8. What will be the role of social media in the marketing mix of the future?
I think it’s going to continue to play more and more of a key part. There are businesses who have built themselves up purely on social and there’s more direct to consumer social brands launching all of the time. Social is only going to get bigger especially as the agencies and the big brands start to understand the power of driving sales. Like I was saying before, the ability to do that is huge on social and is often missed.
9. What would you say the biggest obstacle faced in social media?
I think it comes back to creating genuine ROI based on whatever your objective is and making sure that you’re not getting distracted by trying to do too many things. The biggest obstacle is making sure you’re able to deliver on that objective whatever it may be. You might create a video that gets loads of views but are those views for the right reasons? Is the brand positioned in the right way? And is the brand central to the story?
10. What is one piece of advice you would give someone just starting in the industry?
The industry is so fast paced, so I would say to make sure you’re always doing your research, staying on top of trends and keeping abreast of any algorithm changes or new platform features you can look to capitalise on and get a step ahead in the ever-evolving industry. Also, be sure to seek out contacts in the industry as well as read up on the latest releases. It is always good to see what thegrassroots social professionals are up to.
Me and my business partner Gordon Bennell do different things.
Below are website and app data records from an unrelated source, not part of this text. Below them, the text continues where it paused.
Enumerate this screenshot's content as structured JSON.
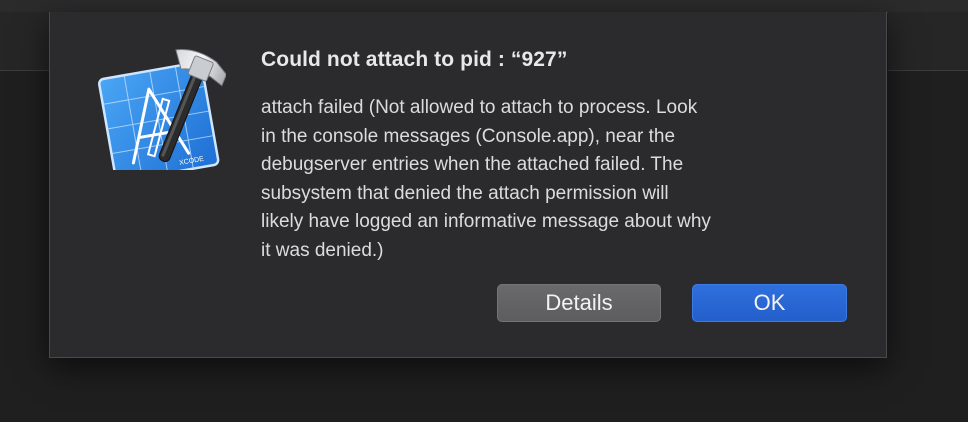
{
  "dialog": {
    "title": "Could not attach to pid : “927”",
    "message": "attach failed (Not allowed to attach to process.  Look\nin the console messages (Console.app), near the\ndebugserver entries when the attached failed.  The\nsubsystem that denied the attach permission will\nlikely have logged an informative message about why\nit was denied.)",
    "icon": "xcode-app-icon",
    "icon_text": "XCODE"
  },
  "buttons": {
    "details_label": "Details",
    "ok_label": "OK"
  },
  "colors": {
    "dialog_background": "#2b2b2d",
    "default_button": "#2a66d6",
    "secondary_button": "#636365"
  }
}
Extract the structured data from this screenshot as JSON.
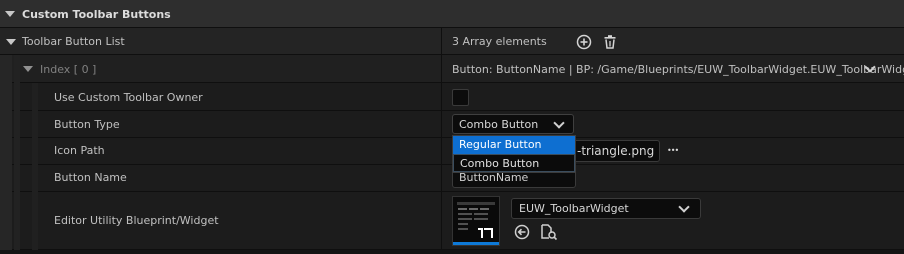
{
  "section": {
    "title": "Custom Toolbar Buttons"
  },
  "array_row": {
    "label": "Toolbar Button List",
    "value": "3 Array elements",
    "add_icon": "add-circle-icon",
    "delete_icon": "trash-icon"
  },
  "index_row": {
    "label": "Index [ 0 ]",
    "value": "Button: ButtonName | BP: /Game/Blueprints/EUW_ToolbarWidget.EUW_ToolbarWidget"
  },
  "properties": {
    "owner": {
      "label": "Use Custom Toolbar Owner",
      "checked": false
    },
    "type": {
      "label": "Button Type",
      "selected": "Combo Button",
      "options": [
        "Regular Button",
        "Combo Button"
      ],
      "highlighted": "Regular Button"
    },
    "icon_path": {
      "label": "Icon Path",
      "value": "-triangle.png",
      "more": "•••"
    },
    "name": {
      "label": "Button Name",
      "value": "ButtonName"
    },
    "widget": {
      "label": "Editor Utility Blueprint/Widget",
      "asset": "EUW_ToolbarWidget",
      "use_icon": "arrow-left-circle-icon",
      "browse_icon": "browse-folder-icon"
    }
  },
  "colors": {
    "accent": "#0e6fd1",
    "background": "#151515",
    "header": "#2e2e2e"
  }
}
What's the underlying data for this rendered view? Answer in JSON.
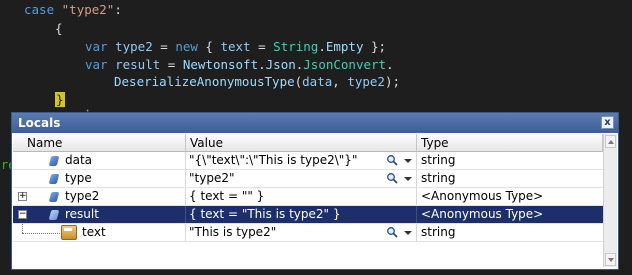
{
  "editor": {
    "case_kw": "case",
    "case_str": "\"type2\"",
    "case_colon": ":",
    "open_brace": "{",
    "line3": {
      "var": "var",
      "name": "type2",
      "eq": " = ",
      "new": "new",
      "open": " { ",
      "prop": "text",
      "eq2": " = ",
      "cls": "String",
      "dot": ".",
      "member": "Empty",
      "close": " };"
    },
    "line4": {
      "var": "var",
      "name": "result",
      "eq": " = ",
      "ns1": "Newtonsoft",
      "dot1": ".",
      "ns2": "Json",
      "dot2": ".",
      "cls": "JsonConvert",
      "dot3": "."
    },
    "line5": {
      "method": "DeserializeAnonymousType",
      "open": "(",
      "arg1": "data",
      "comma": ", ",
      "arg2": "type2",
      "close": ");"
    },
    "close_brace": "}",
    "gutter_fragment": "re",
    "tick_fragment": "·"
  },
  "locals": {
    "title": "Locals",
    "close_label": "x",
    "columns": [
      "Name",
      "Value",
      "Type"
    ],
    "rows": [
      {
        "name": "data",
        "value": "\"{\\\"text\\\":\\\"This is type2\\\"}\"",
        "type": "string",
        "selected": false
      },
      {
        "name": "type",
        "value": "\"type2\"",
        "type": "string",
        "selected": false
      },
      {
        "name": "type2",
        "value": "{ text = \"\" }",
        "type": "<Anonymous Type>",
        "selected": false,
        "expander": "+"
      },
      {
        "name": "result",
        "value": "{ text = \"This is type2\" }",
        "type": "<Anonymous Type>",
        "selected": true,
        "expander": "−"
      },
      {
        "name": "text",
        "value": "\"This is type2\"",
        "type": "string",
        "selected": false
      }
    ],
    "icons": {
      "variable": "variable-icon",
      "property": "property-icon",
      "magnifier": "magnifier-icon",
      "dropdown": "dropdown-arrow-icon"
    },
    "colors": {
      "title_bar": "#4a6aa5",
      "selection": "#1c2f6b"
    }
  }
}
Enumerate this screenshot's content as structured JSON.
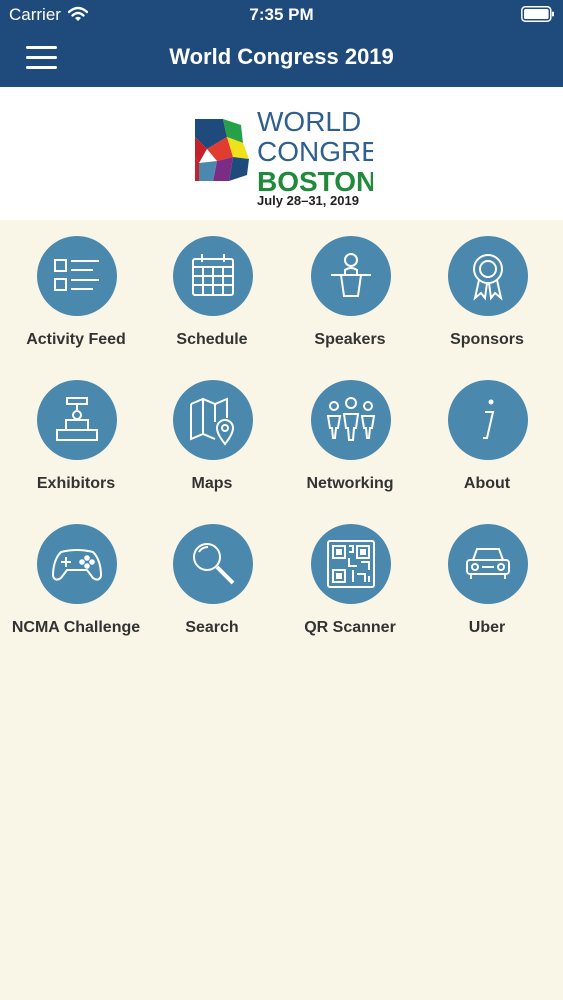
{
  "status_bar": {
    "carrier": "Carrier",
    "time": "7:35 PM"
  },
  "header": {
    "title": "World Congress 2019",
    "menu_icon": "hamburger-menu-icon"
  },
  "banner": {
    "logo_line1": "WORLD",
    "logo_line2": "CONGRESS",
    "logo_line3": "BOSTON",
    "dates": "July 28–31, 2019"
  },
  "tiles": [
    {
      "label": "Activity Feed",
      "icon": "activity-feed-icon"
    },
    {
      "label": "Schedule",
      "icon": "calendar-icon"
    },
    {
      "label": "Speakers",
      "icon": "speaker-podium-icon"
    },
    {
      "label": "Sponsors",
      "icon": "award-ribbon-icon"
    },
    {
      "label": "Exhibitors",
      "icon": "exhibitor-booth-icon"
    },
    {
      "label": "Maps",
      "icon": "map-pin-icon"
    },
    {
      "label": "Networking",
      "icon": "people-group-icon"
    },
    {
      "label": "About",
      "icon": "info-icon"
    },
    {
      "label": "NCMA Challenge",
      "icon": "gamepad-icon"
    },
    {
      "label": "Search",
      "icon": "magnifier-icon"
    },
    {
      "label": "QR Scanner",
      "icon": "qr-code-icon"
    },
    {
      "label": "Uber",
      "icon": "car-icon"
    }
  ],
  "colors": {
    "header": "#1f4a7c",
    "tile_circle": "#4a88ad",
    "background": "#f9f6e8"
  }
}
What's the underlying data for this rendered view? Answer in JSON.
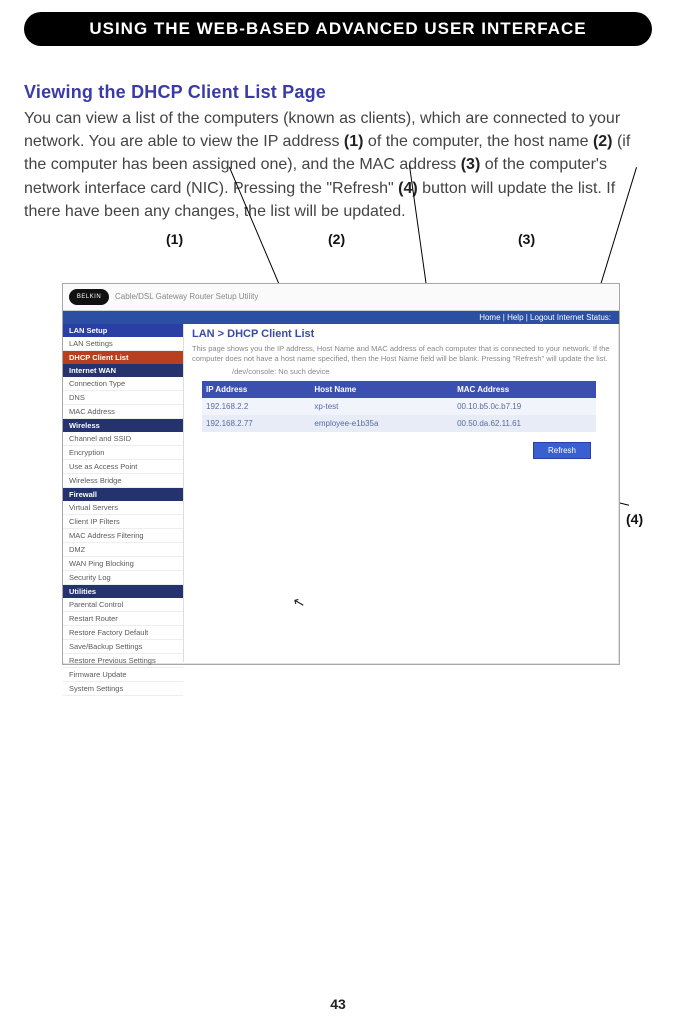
{
  "header": {
    "title": "USING THE WEB-BASED ADVANCED USER INTERFACE"
  },
  "section": {
    "title": "Viewing the DHCP Client List Page"
  },
  "body": {
    "p1a": "You can view a list of the computers (known as clients), which are connected to your network. You are able to view the IP address ",
    "b1": "(1)",
    "p1b": " of the computer, the host name ",
    "b2": "(2)",
    "p1c": " (if the computer has been assigned one), and the MAC address ",
    "b3": "(3)",
    "p1d": " of the computer's network interface card (NIC). Pressing the \"Refresh\" ",
    "b4": "(4)",
    "p1e": " button will update the list. If there have been any changes, the list will be updated."
  },
  "callouts": {
    "c1": "(1)",
    "c2": "(2)",
    "c3": "(3)",
    "c4": "(4)"
  },
  "shot": {
    "logo": "BELKIN",
    "util_title": "Cable/DSL Gateway Router Setup Utility",
    "bluebar": "Home | Help | Logout   Internet Status:",
    "breadcrumb": "LAN > DHCP Client List",
    "desc1": "This page shows you the IP address, Host Name and MAC address of each computer that is connected to your network. If the computer does not have a host name specified, then the Host Name field will be blank. Pressing \"Refresh\" will update the list.",
    "desc2": "/dev/console: No such device",
    "headers": {
      "ip": "IP Address",
      "host": "Host Name",
      "mac": "MAC Address"
    },
    "rows": [
      {
        "ip": "192.168.2.2",
        "host": "xp-test",
        "mac": "00.10.b5.0c.b7.19"
      },
      {
        "ip": "192.168.2.77",
        "host": "employee-e1b35a",
        "mac": "00.50.da.62.11.61"
      }
    ],
    "refresh": "Refresh",
    "sidebar": {
      "lan_setup": "LAN Setup",
      "lan_items": [
        "LAN Settings"
      ],
      "dhcp_active": "DHCP Client List",
      "wan": "Internet WAN",
      "wan_items": [
        "Connection Type",
        "DNS",
        "MAC Address"
      ],
      "wireless": "Wireless",
      "wireless_items": [
        "Channel and SSID",
        "Encryption",
        "Use as Access Point",
        "Wireless Bridge"
      ],
      "firewall": "Firewall",
      "firewall_items": [
        "Virtual Servers",
        "Client IP Filters",
        "MAC Address Filtering",
        "DMZ",
        "WAN Ping Blocking",
        "Security Log"
      ],
      "utilities": "Utilities",
      "util_items": [
        "Parental Control",
        "Restart Router",
        "Restore Factory Default",
        "Save/Backup Settings",
        "Restore Previous Settings",
        "Firmware Update",
        "System Settings"
      ]
    }
  },
  "page_number": "43"
}
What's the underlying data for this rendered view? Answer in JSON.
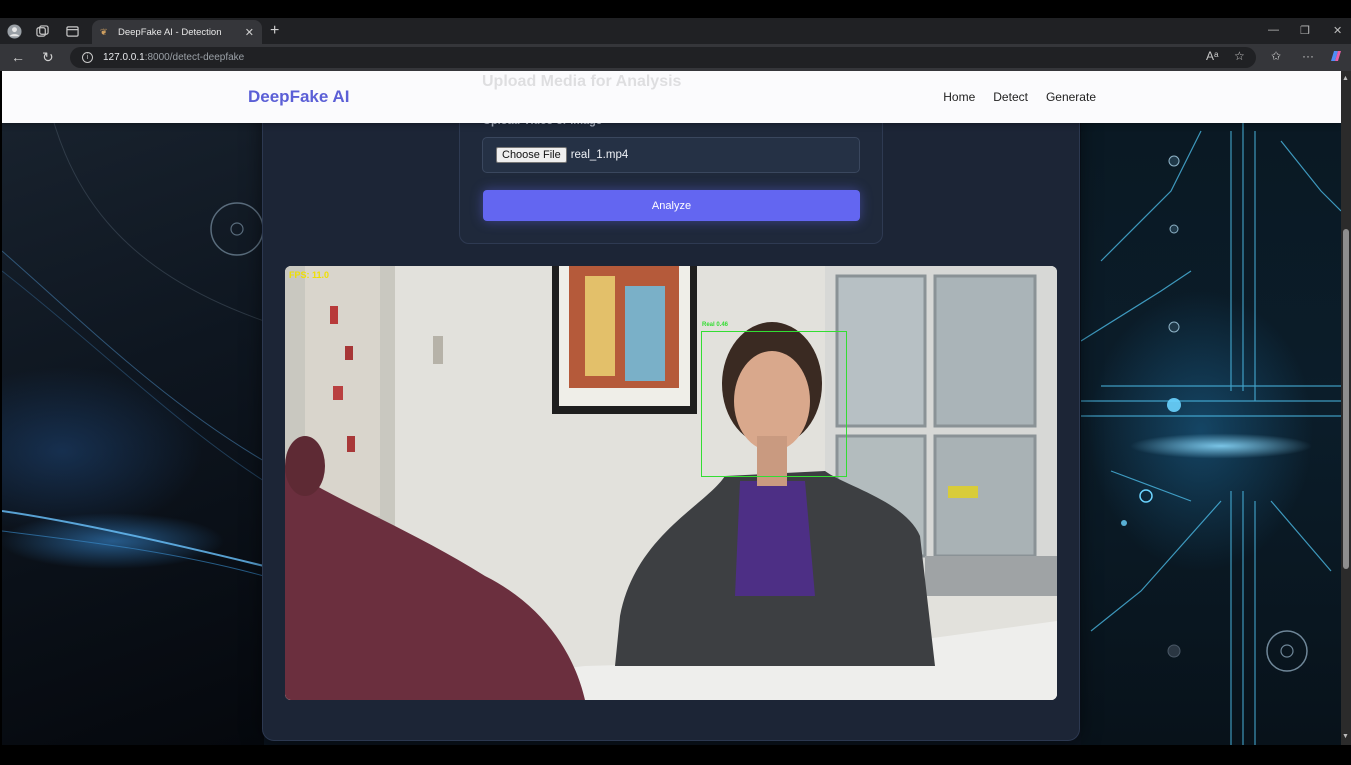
{
  "browser": {
    "tab_title": "DeepFake AI - Detection",
    "new_tab": "+",
    "url_host": "127.0.0.1",
    "url_rest": ":8000/detect-deepfake"
  },
  "navbar": {
    "brand": "DeepFake AI",
    "links": [
      "Home",
      "Detect",
      "Generate"
    ]
  },
  "form": {
    "section_title": "Upload Media for Analysis",
    "upload_label": "Upload Video or Image",
    "choose_file_label": "Choose File",
    "file_name": "real_1.mp4",
    "analyze_label": "Analyze"
  },
  "video": {
    "fps_text": "FPS: 11.0",
    "face_label": "Real 0.46",
    "box_color": "#33dd33"
  },
  "colors": {
    "accent": "#6366f1",
    "brand": "#5b5fd6"
  }
}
He very much leads the company’s strategy and understanding of social and what I get the benefit from is that he’s always got his ear to the ground of whatever the latest developments are.
11. In your opinion, what ad format will lead the future of social media marketing?
I’d say story formats across Instagram and Facebook will successfully grow in the near future. The ability to get a message across while also driving a direct action is powerful.
Another area which is already established in the US and growing more here in the UK are formats. If your brand is looking to achieve more than direct sales, i.e. awareness, affinity and association to a particular passion point or subject, then creating longer form consistent, episodic video series is a strong approach.
12. Finally, what is a ‘Fun Fact’ we wouldn’t find on your social media profiles?
So this is a bit embarrassing, but my business partner, Gordon and I met because we were the only two idiots wearing Hawaiian shirts at a party for the first week of University. We ended up finding each other from across the room – cue the slow motion, emotional music and wind machines 🙈.
You might also like
More from Experts Talk
Henk Campher, VP of Corporate Marketing and Head of Social Impact at Hootsuite, looks at five important social trends that …